ACTIVITY: For each line below that holds the word "Salaries", make a copy.

PROVIDED MATERIAL:
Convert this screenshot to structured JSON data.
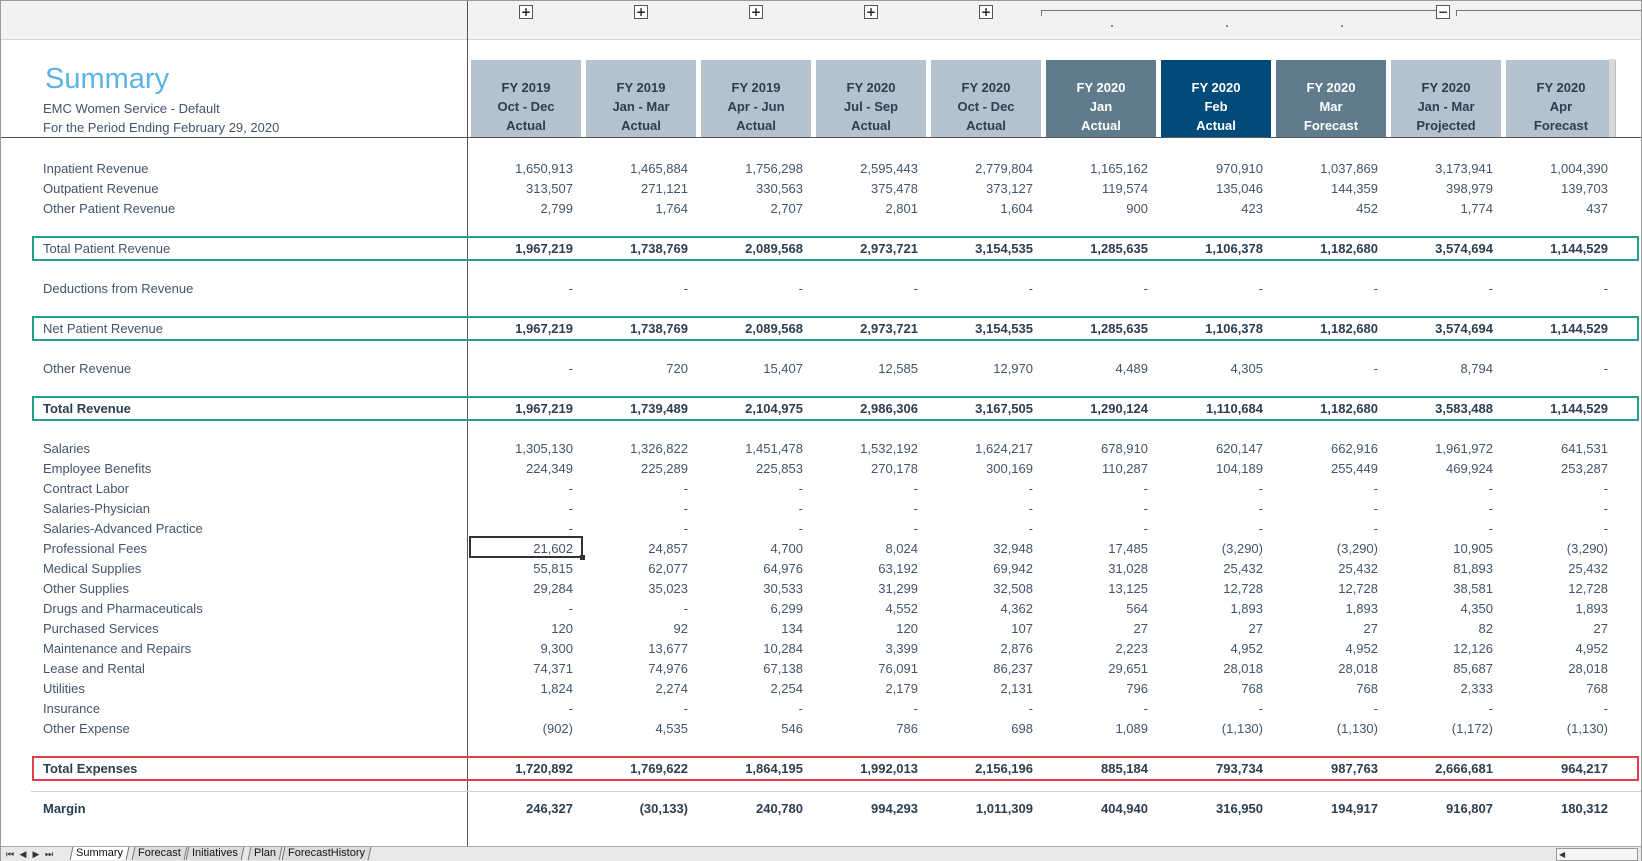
{
  "header": {
    "title": "Summary",
    "entity": "EMC Women Service - Default",
    "period": "For the Period Ending February 29, 2020"
  },
  "group_buttons": [
    "+",
    "+",
    "+",
    "+",
    "+",
    "−"
  ],
  "columns": [
    {
      "l1": "FY 2019",
      "l2": "Oct - Dec",
      "l3": "Actual",
      "bg": "#b4c2cd",
      "fg": "#2c3e50"
    },
    {
      "l1": "FY 2019",
      "l2": "Jan - Mar",
      "l3": "Actual",
      "bg": "#b4c2cd",
      "fg": "#2c3e50"
    },
    {
      "l1": "FY 2019",
      "l2": "Apr - Jun",
      "l3": "Actual",
      "bg": "#b4c2cd",
      "fg": "#2c3e50"
    },
    {
      "l1": "FY 2020",
      "l2": "Jul - Sep",
      "l3": "Actual",
      "bg": "#b4c2cd",
      "fg": "#2c3e50"
    },
    {
      "l1": "FY 2020",
      "l2": "Oct - Dec",
      "l3": "Actual",
      "bg": "#b4c2cd",
      "fg": "#2c3e50"
    },
    {
      "l1": "FY 2020",
      "l2": "Jan",
      "l3": "Actual",
      "bg": "#5f7b8c",
      "fg": "#ffffff"
    },
    {
      "l1": "FY 2020",
      "l2": "Feb",
      "l3": "Actual",
      "bg": "#004b7a",
      "fg": "#ffffff"
    },
    {
      "l1": "FY 2020",
      "l2": "Mar",
      "l3": "Forecast",
      "bg": "#5f7b8c",
      "fg": "#ffffff"
    },
    {
      "l1": "FY 2020",
      "l2": "Jan - Mar",
      "l3": "Projected",
      "bg": "#b4c2cd",
      "fg": "#2c3e50"
    },
    {
      "l1": "FY 2020",
      "l2": "Apr",
      "l3": "Forecast",
      "bg": "#b4c2cd",
      "fg": "#2c3e50"
    }
  ],
  "rows": [
    {
      "label": "Inpatient Revenue",
      "values": [
        "1,650,913",
        "1,465,884",
        "1,756,298",
        "2,595,443",
        "2,779,804",
        "1,165,162",
        "970,910",
        "1,037,869",
        "3,173,941",
        "1,004,390"
      ]
    },
    {
      "label": "Outpatient Revenue",
      "values": [
        "313,507",
        "271,121",
        "330,563",
        "375,478",
        "373,127",
        "119,574",
        "135,046",
        "144,359",
        "398,979",
        "139,703"
      ]
    },
    {
      "label": "Other Patient Revenue",
      "values": [
        "2,799",
        "1,764",
        "2,707",
        "2,801",
        "1,604",
        "900",
        "423",
        "452",
        "1,774",
        "437"
      ]
    },
    {
      "label": "Total Patient Revenue",
      "values": [
        "1,967,219",
        "1,738,769",
        "2,089,568",
        "2,973,721",
        "3,154,535",
        "1,285,635",
        "1,106,378",
        "1,182,680",
        "3,574,694",
        "1,144,529"
      ],
      "bold_values": true,
      "highlight": "green"
    },
    {
      "label": "Deductions from Revenue",
      "values": [
        "-",
        "-",
        "-",
        "-",
        "-",
        "-",
        "-",
        "-",
        "-",
        "-"
      ]
    },
    {
      "label": "Net Patient Revenue",
      "values": [
        "1,967,219",
        "1,738,769",
        "2,089,568",
        "2,973,721",
        "3,154,535",
        "1,285,635",
        "1,106,378",
        "1,182,680",
        "3,574,694",
        "1,144,529"
      ],
      "bold_values": true,
      "highlight": "green"
    },
    {
      "label": "Other Revenue",
      "values": [
        "-",
        "720",
        "15,407",
        "12,585",
        "12,970",
        "4,489",
        "4,305",
        "-",
        "8,794",
        "-"
      ]
    },
    {
      "label": "Total Revenue",
      "values": [
        "1,967,219",
        "1,739,489",
        "2,104,975",
        "2,986,306",
        "3,167,505",
        "1,290,124",
        "1,110,684",
        "1,182,680",
        "3,583,488",
        "1,144,529"
      ],
      "bold_values": true,
      "bold_label": true,
      "highlight": "green"
    },
    {
      "label": "Salaries",
      "values": [
        "1,305,130",
        "1,326,822",
        "1,451,478",
        "1,532,192",
        "1,624,217",
        "678,910",
        "620,147",
        "662,916",
        "1,961,972",
        "641,531"
      ]
    },
    {
      "label": "Employee Benefits",
      "values": [
        "224,349",
        "225,289",
        "225,853",
        "270,178",
        "300,169",
        "110,287",
        "104,189",
        "255,449",
        "469,924",
        "253,287"
      ]
    },
    {
      "label": "Contract Labor",
      "values": [
        "-",
        "-",
        "-",
        "-",
        "-",
        "-",
        "-",
        "-",
        "-",
        "-"
      ]
    },
    {
      "label": "Salaries-Physician",
      "values": [
        "-",
        "-",
        "-",
        "-",
        "-",
        "-",
        "-",
        "-",
        "-",
        "-"
      ]
    },
    {
      "label": "Salaries-Advanced Practice",
      "values": [
        "-",
        "-",
        "-",
        "-",
        "-",
        "-",
        "-",
        "-",
        "-",
        "-"
      ]
    },
    {
      "label": "Professional Fees",
      "values": [
        "21,602",
        "24,857",
        "4,700",
        "8,024",
        "32,948",
        "17,485",
        "(3,290)",
        "(3,290)",
        "10,905",
        "(3,290)"
      ]
    },
    {
      "label": "Medical Supplies",
      "values": [
        "55,815",
        "62,077",
        "64,976",
        "63,192",
        "69,942",
        "31,028",
        "25,432",
        "25,432",
        "81,893",
        "25,432"
      ]
    },
    {
      "label": "Other Supplies",
      "values": [
        "29,284",
        "35,023",
        "30,533",
        "31,299",
        "32,508",
        "13,125",
        "12,728",
        "12,728",
        "38,581",
        "12,728"
      ]
    },
    {
      "label": "Drugs and Pharmaceuticals",
      "values": [
        "-",
        "-",
        "6,299",
        "4,552",
        "4,362",
        "564",
        "1,893",
        "1,893",
        "4,350",
        "1,893"
      ]
    },
    {
      "label": "Purchased Services",
      "values": [
        "120",
        "92",
        "134",
        "120",
        "107",
        "27",
        "27",
        "27",
        "82",
        "27"
      ]
    },
    {
      "label": "Maintenance and Repairs",
      "values": [
        "9,300",
        "13,677",
        "10,284",
        "3,399",
        "2,876",
        "2,223",
        "4,952",
        "4,952",
        "12,126",
        "4,952"
      ]
    },
    {
      "label": "Lease and Rental",
      "values": [
        "74,371",
        "74,976",
        "67,138",
        "76,091",
        "86,237",
        "29,651",
        "28,018",
        "28,018",
        "85,687",
        "28,018"
      ]
    },
    {
      "label": "Utilities",
      "values": [
        "1,824",
        "2,274",
        "2,254",
        "2,179",
        "2,131",
        "796",
        "768",
        "768",
        "2,333",
        "768"
      ]
    },
    {
      "label": "Insurance",
      "values": [
        "-",
        "-",
        "-",
        "-",
        "-",
        "-",
        "-",
        "-",
        "-",
        "-"
      ]
    },
    {
      "label": "Other Expense",
      "values": [
        "(902)",
        "4,535",
        "546",
        "786",
        "698",
        "1,089",
        "(1,130)",
        "(1,130)",
        "(1,172)",
        "(1,130)"
      ]
    },
    {
      "label": "Total Expenses",
      "values": [
        "1,720,892",
        "1,769,622",
        "1,864,195",
        "1,992,013",
        "2,156,196",
        "885,184",
        "793,734",
        "987,763",
        "2,666,681",
        "964,217"
      ],
      "bold_values": true,
      "bold_label": true,
      "highlight": "red"
    },
    {
      "label": "Margin",
      "values": [
        "246,327",
        "(30,133)",
        "240,780",
        "994,293",
        "1,011,309",
        "404,940",
        "316,950",
        "194,917",
        "916,807",
        "180,312"
      ],
      "bold_values": true,
      "bold_label": true
    }
  ],
  "selected_cell": {
    "row": "Professional Fees",
    "column": 0
  },
  "sheet_tabs": [
    {
      "name": "Summary",
      "active": true
    },
    {
      "name": "Forecast",
      "active": false
    },
    {
      "name": "Initiatives",
      "active": false
    },
    {
      "name": "Plan",
      "active": false
    },
    {
      "name": "ForecastHistory",
      "active": false
    }
  ],
  "nav_buttons": [
    "⏮",
    "◀",
    "▶",
    "⏭"
  ],
  "scroll_arrow": "◀",
  "colors": {
    "title": "#5ab4e8",
    "header_light": "#b4c2cd",
    "header_dark": "#5f7b8c",
    "header_selected": "#004b7a",
    "highlight_green": "#1fa08a",
    "highlight_red": "#e0404a",
    "text": "#44546a"
  }
}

SOLVED EXERCISE:
      "label": "Salaries",
      "label": "Salaries-Physician",
      "label": "Salaries-Advanced Practice",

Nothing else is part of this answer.